By Middle East Affairs
France pressured the European Union on Monday to sanction Iran for its involvement in the Syrian civil war and its ballistic missile program, Reuters reports.
U.S. President Donald Trump has threatened to pull the United States out of an international nuclear deal signed in 2015 under former President Barack Obama’s administration. The deal among the U.S., France, Britain, Germany, China, Russia and Iran was meant to curb Iran’s ballistic missile program in return for the lifting of sanctions, which have hurt its economy.
The United States is due to give a fresh relief waiver on May 12 for its sanctions against Iran, but Trump said if other countries in the deal don’t find a way to fix the “flaws” by that date, he will drop out.
In response, France, Britain and Germany have proposed new E.U. sanctions targeting Iran’s support for the Syrian government and Tehran’s ballistic missile program, according to a confidential document seen by Reuters.

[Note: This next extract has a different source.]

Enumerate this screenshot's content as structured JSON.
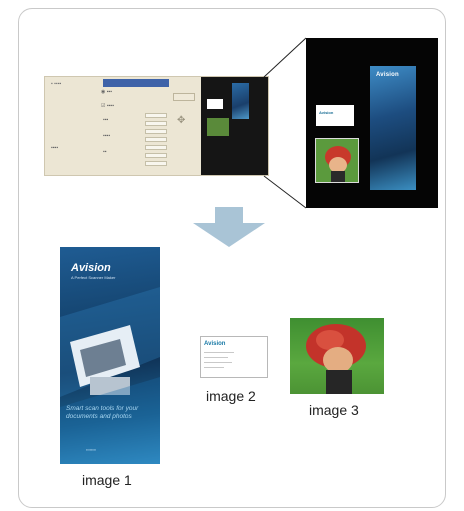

French Foreign Minister Jean-Yves Le Drian told reporters on arrival for talks with his E.U. counterparts that they were determined to ensure that the deal was respected.
“But we must not exclude (from consideration) Iran’s responsibility in the proliferation of ballistic missiles and in its very questionable role in the near- and Middle East,” he told reporters on the scene. “That must also be discussed to reach a common position.”
The confidential document cites “transfers of Iranian missiles and missile technology to Syria and allies of Tehran, such as Houthi rebels in Yemen and Lebanon’s Shi’ite Hezbollah,” according to Reuters.
Iran’s foreign ministry said the weapons are purely defensive and could not be negotiated.
“We were hopeful that after his recent visit to Tehran and negotiations with Iranian officials, he would understand the realities of the Islamic Republic’s defense policies,” Bahram Qasemi is quoted as saying in Fars news agency.
New sanctions would need the support of all 28 E.U. member states, but certain countries don’t want to complicate new business ties with Iran. For example, Reuters said Italy and Greece want to rebuild a business relationship that had once made the E.U. a top trading partner of Iran and its second biggest oil customer.